▶ Exercise requirements
When a line below contains the word "異常單號", it counts toward the total; give that total and nothing besides.

Stored data
┌──

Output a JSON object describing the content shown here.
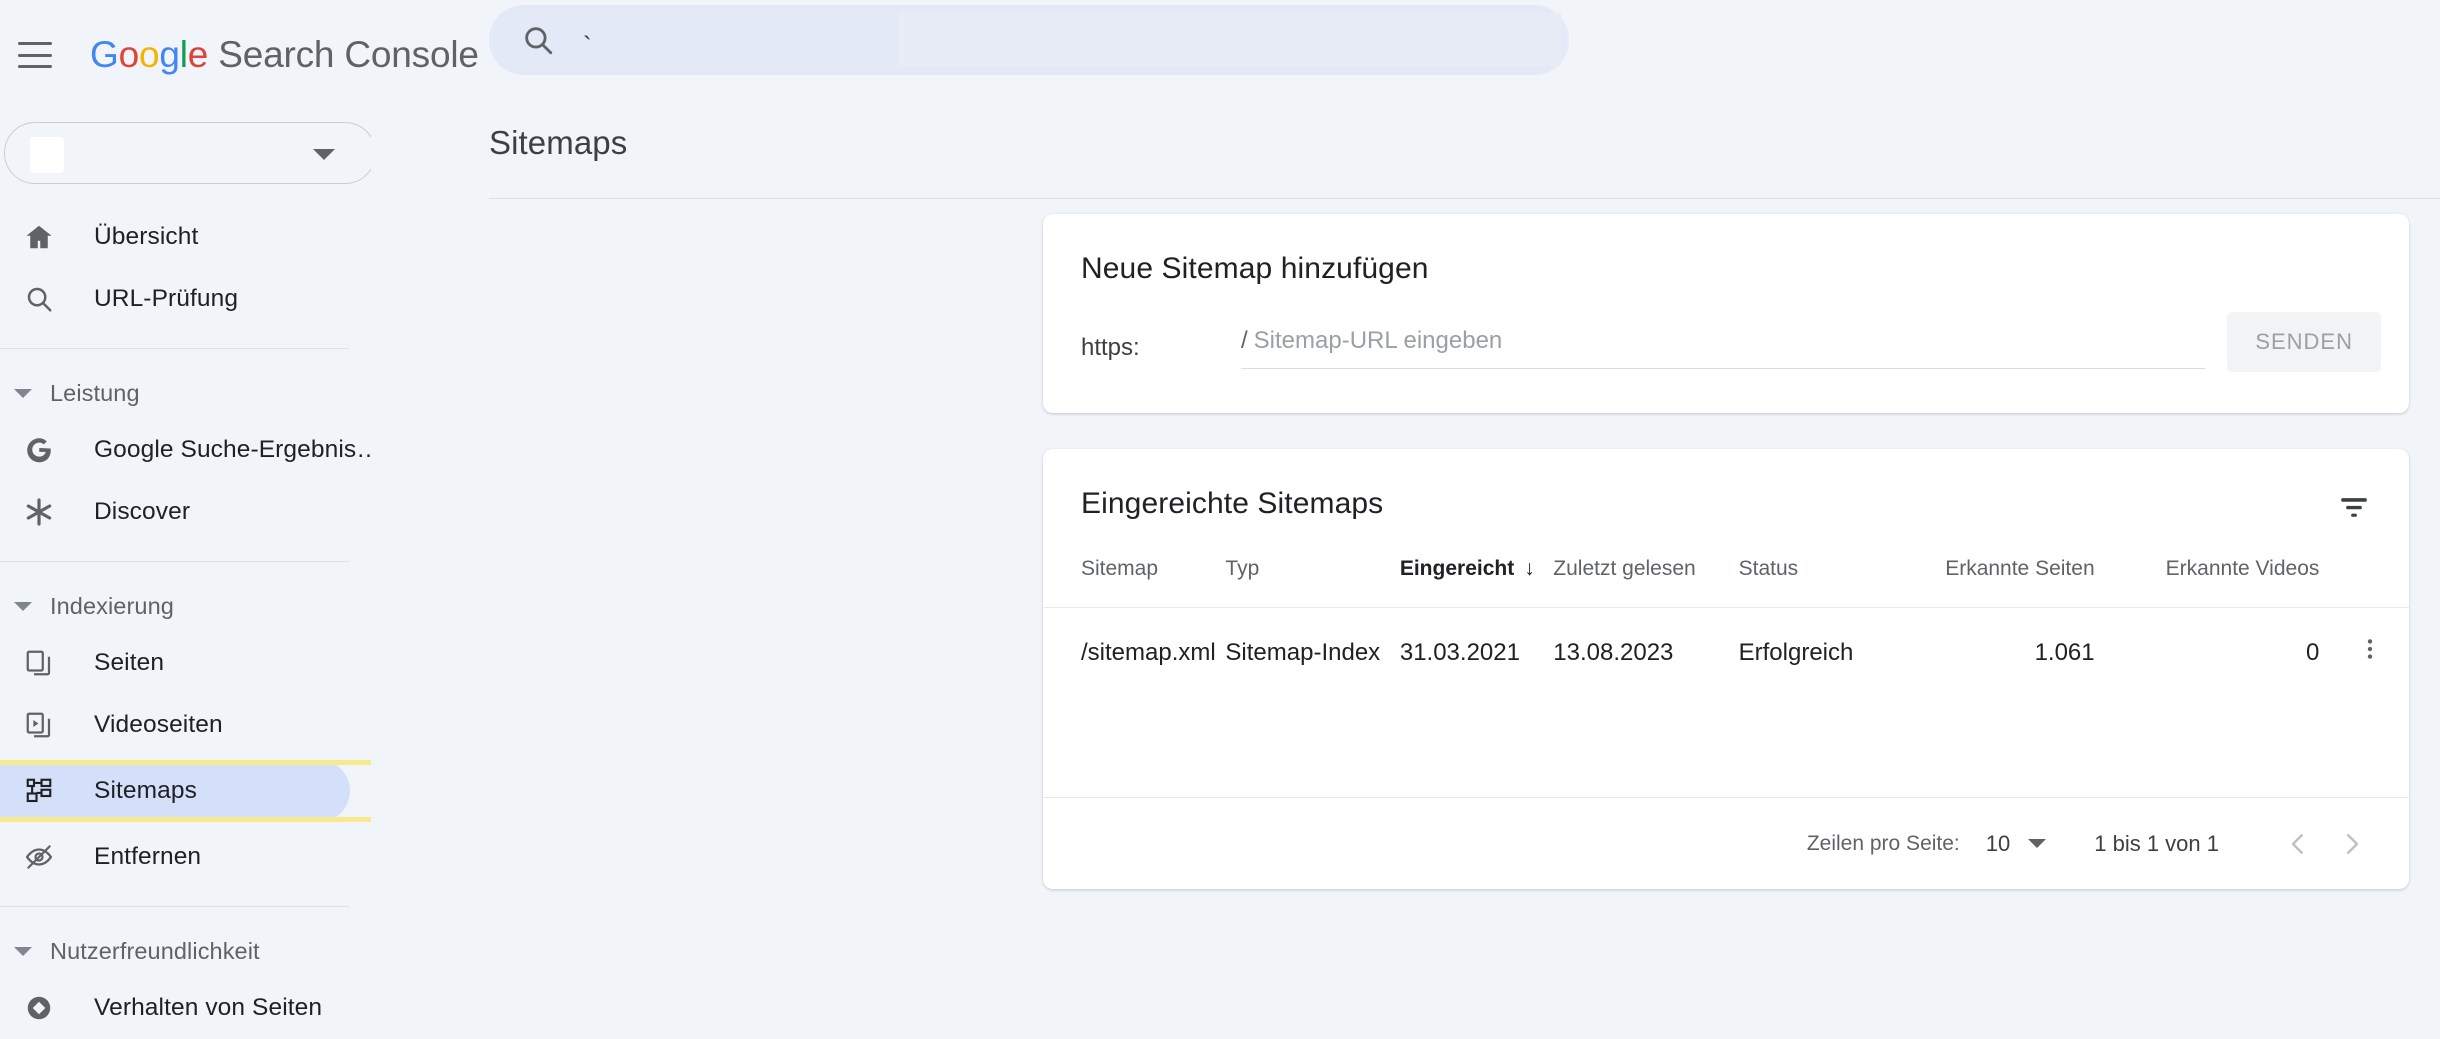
{
  "app": {
    "brand_google": "Google",
    "brand_rest": " Search Console",
    "menu_icon": "hamburger-icon"
  },
  "search": {
    "icon": "search-icon",
    "value": "`",
    "placeholder": ""
  },
  "sidebar": {
    "property_selector": {
      "value": "",
      "caret": "chevron-down-icon"
    },
    "items": [
      {
        "id": "uebersicht",
        "label": "Übersicht",
        "icon": "home-icon",
        "type": "item",
        "selected": false
      },
      {
        "id": "url-pruefung",
        "label": "URL-Prüfung",
        "icon": "search-icon",
        "type": "item",
        "selected": false
      },
      {
        "id": "div1",
        "label": "",
        "icon": "",
        "type": "divider",
        "selected": false
      },
      {
        "id": "leistung",
        "label": "Leistung",
        "icon": "chevron-down-icon",
        "type": "group",
        "selected": false
      },
      {
        "id": "google-suche",
        "label": "Google Suche-Ergebnis…",
        "icon": "google-g-icon",
        "type": "item",
        "selected": false
      },
      {
        "id": "discover",
        "label": "Discover",
        "icon": "asterisk-icon",
        "type": "item",
        "selected": false
      },
      {
        "id": "div2",
        "label": "",
        "icon": "",
        "type": "divider",
        "selected": false
      },
      {
        "id": "indexierung",
        "label": "Indexierung",
        "icon": "chevron-down-icon",
        "type": "group",
        "selected": false
      },
      {
        "id": "seiten",
        "label": "Seiten",
        "icon": "pages-icon",
        "type": "item",
        "selected": false
      },
      {
        "id": "videoseiten",
        "label": "Videoseiten",
        "icon": "video-pages-icon",
        "type": "item",
        "selected": false
      },
      {
        "id": "sitemaps",
        "label": "Sitemaps",
        "icon": "sitemap-icon",
        "type": "item",
        "selected": true
      },
      {
        "id": "entfernen",
        "label": "Entfernen",
        "icon": "eye-off-icon",
        "type": "item",
        "selected": false
      },
      {
        "id": "div3",
        "label": "",
        "icon": "",
        "type": "divider",
        "selected": false
      },
      {
        "id": "nutzerfr",
        "label": "Nutzerfreundlichkeit",
        "icon": "chevron-down-icon",
        "type": "group",
        "selected": false
      },
      {
        "id": "verhalten",
        "label": "Verhalten von Seiten",
        "icon": "page-experience-icon",
        "type": "item",
        "selected": false
      }
    ]
  },
  "page": {
    "title": "Sitemaps"
  },
  "add_sitemap_card": {
    "title": "Neue Sitemap hinzufügen",
    "scheme_label": "https:",
    "path_separator": "/",
    "input_placeholder": "Sitemap-URL eingeben",
    "input_value": "",
    "submit_label": "SENDEN"
  },
  "sitemaps_card": {
    "title": "Eingereichte Sitemaps",
    "filter_icon": "filter-icon",
    "columns": [
      {
        "key": "sitemap",
        "label": "Sitemap",
        "sorted": false,
        "align": "left"
      },
      {
        "key": "typ",
        "label": "Typ",
        "sorted": false,
        "align": "left"
      },
      {
        "key": "eing",
        "label": "Eingereicht",
        "sorted": true,
        "align": "left",
        "sort_dir": "↓"
      },
      {
        "key": "zul",
        "label": "Zuletzt gelesen",
        "sorted": false,
        "align": "left"
      },
      {
        "key": "status",
        "label": "Status",
        "sorted": false,
        "align": "left"
      },
      {
        "key": "seiten",
        "label": "Erkannte Seiten",
        "sorted": false,
        "align": "right"
      },
      {
        "key": "videos",
        "label": "Erkannte Videos",
        "sorted": false,
        "align": "right"
      }
    ],
    "rows": [
      {
        "sitemap": "/sitemap.xml",
        "typ": "Sitemap-Index",
        "eing": "31.03.2021",
        "zul": "13.08.2023",
        "status": "Erfolgreich",
        "seiten": "1.061",
        "videos": "0",
        "menu_icon": "kebab-menu-icon"
      }
    ],
    "pagination": {
      "rows_per_page_label": "Zeilen pro Seite:",
      "rows_per_page_value": "10",
      "range_label": "1 bis 1 von 1",
      "prev_icon": "chevron-left-icon",
      "next_icon": "chevron-right-icon"
    }
  },
  "colors": {
    "page_background": "#f1f4f9",
    "card_background": "#ffffff",
    "accent_blue": "#4285F4",
    "status_success": "#188038",
    "selected_nav_background": "#d4e0fa",
    "highlight_border": "#f7e98e",
    "search_background": "#e3e9f6"
  }
}
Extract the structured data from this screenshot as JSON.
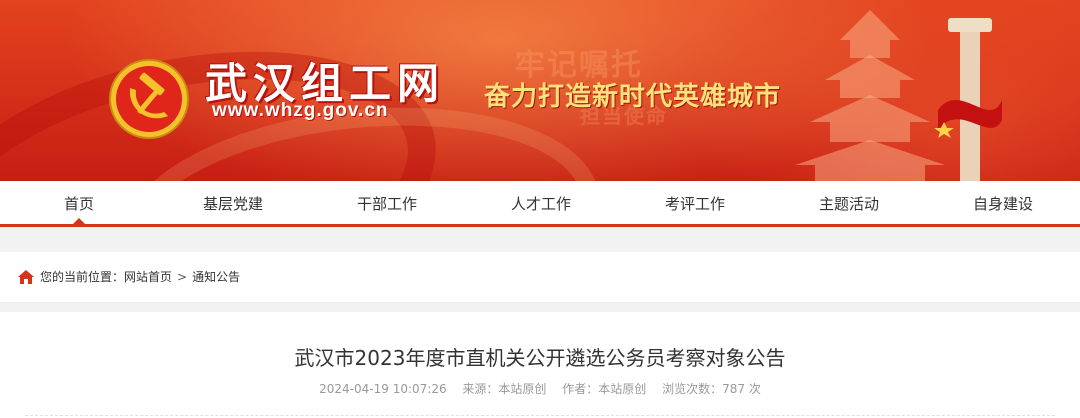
{
  "banner": {
    "site_title": "武汉组工网",
    "site_url": "www.whzg.gov.cn",
    "slogan": "奋力打造新时代英雄城市",
    "ghost_line1": "牢记嘱托",
    "ghost_line2": "担当使命"
  },
  "nav": {
    "items": [
      {
        "label": "首页"
      },
      {
        "label": "基层党建"
      },
      {
        "label": "干部工作"
      },
      {
        "label": "人才工作"
      },
      {
        "label": "考评工作"
      },
      {
        "label": "主题活动"
      },
      {
        "label": "自身建设"
      }
    ],
    "active_index": 0
  },
  "breadcrumb": {
    "prefix": "您的当前位置：",
    "home": "网站首页",
    "separator": ">",
    "current": "通知公告"
  },
  "article": {
    "title": "武汉市2023年度市直机关公开遴选公务员考察对象公告",
    "date": "2024-04-19 10:07:26",
    "source": "来源：本站原创",
    "author": "作者：本站原创",
    "views": "浏览次数：787 次"
  },
  "colors": {
    "brand_red": "#d7321a",
    "slogan_gold": "#ffe27a"
  },
  "icons": {
    "home": "home-icon",
    "emblem": "party-emblem-icon"
  }
}
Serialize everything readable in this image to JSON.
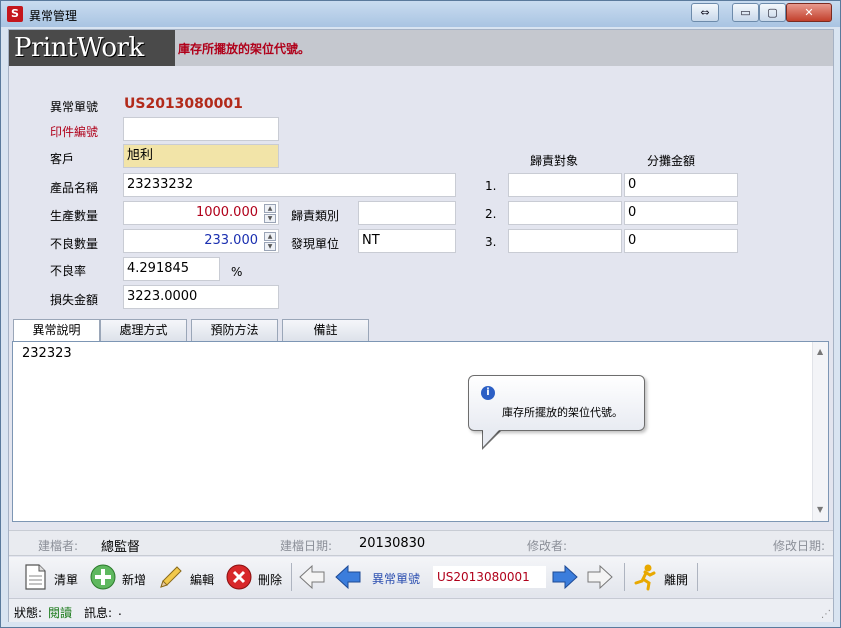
{
  "window": {
    "title": "異常管理",
    "app_icon": "S",
    "restore_icon": "⇔",
    "min_icon": "▭",
    "max_icon": "▢",
    "close_icon": "✕"
  },
  "header": {
    "logo": "PrintWork",
    "hint": "庫存所擺放的架位代號。"
  },
  "form": {
    "exception_no_label": "異常單號",
    "exception_no": "US2013080001",
    "print_no_label": "印件編號",
    "print_no": "",
    "customer_label": "客戶",
    "customer": "旭利",
    "product_label": "產品名稱",
    "product": "23233232",
    "prod_qty_label": "生產數量",
    "prod_qty": "1000.000",
    "defect_qty_label": "不良數量",
    "defect_qty": "233.000",
    "defect_rate_label": "不良率",
    "defect_rate": "4.291845",
    "percent": "%",
    "loss_label": "損失金額",
    "loss": "3223.0000",
    "resp_type_label": "歸責類別",
    "resp_type": "",
    "found_unit_label": "發現單位",
    "found_unit": "NT"
  },
  "allocation": {
    "col_target": "歸責對象",
    "col_amount": "分攤金額",
    "rows": [
      {
        "no": "1.",
        "target": "",
        "amount": "0"
      },
      {
        "no": "2.",
        "target": "",
        "amount": "0"
      },
      {
        "no": "3.",
        "target": "",
        "amount": "0"
      }
    ]
  },
  "tabs": [
    {
      "label": "異常說明",
      "active": true
    },
    {
      "label": "處理方式",
      "active": false
    },
    {
      "label": "預防方法",
      "active": false
    },
    {
      "label": "備註",
      "active": false
    }
  ],
  "tab_content": "232323",
  "scroll": {
    "up": "▲",
    "down": "▼"
  },
  "balloon": {
    "icon": "i",
    "text": "庫存所擺放的架位代號。"
  },
  "audit": {
    "creator_label": "建檔者:",
    "creator": "總監督",
    "created_label": "建檔日期:",
    "created": "20130830",
    "modifier_label": "修改者:",
    "modifier": "",
    "modified_label": "修改日期:",
    "modified": ""
  },
  "toolbar": {
    "clear": "清單",
    "add": "新增",
    "edit": "編輯",
    "delete": "刪除",
    "nav_label": "異常單號",
    "nav_value": "US2013080001",
    "exit": "離開"
  },
  "status": {
    "state_label": "狀態:",
    "state": "閱讀",
    "msg_label": "訊息:",
    "msg": "."
  }
}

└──

▶ Worked solution
2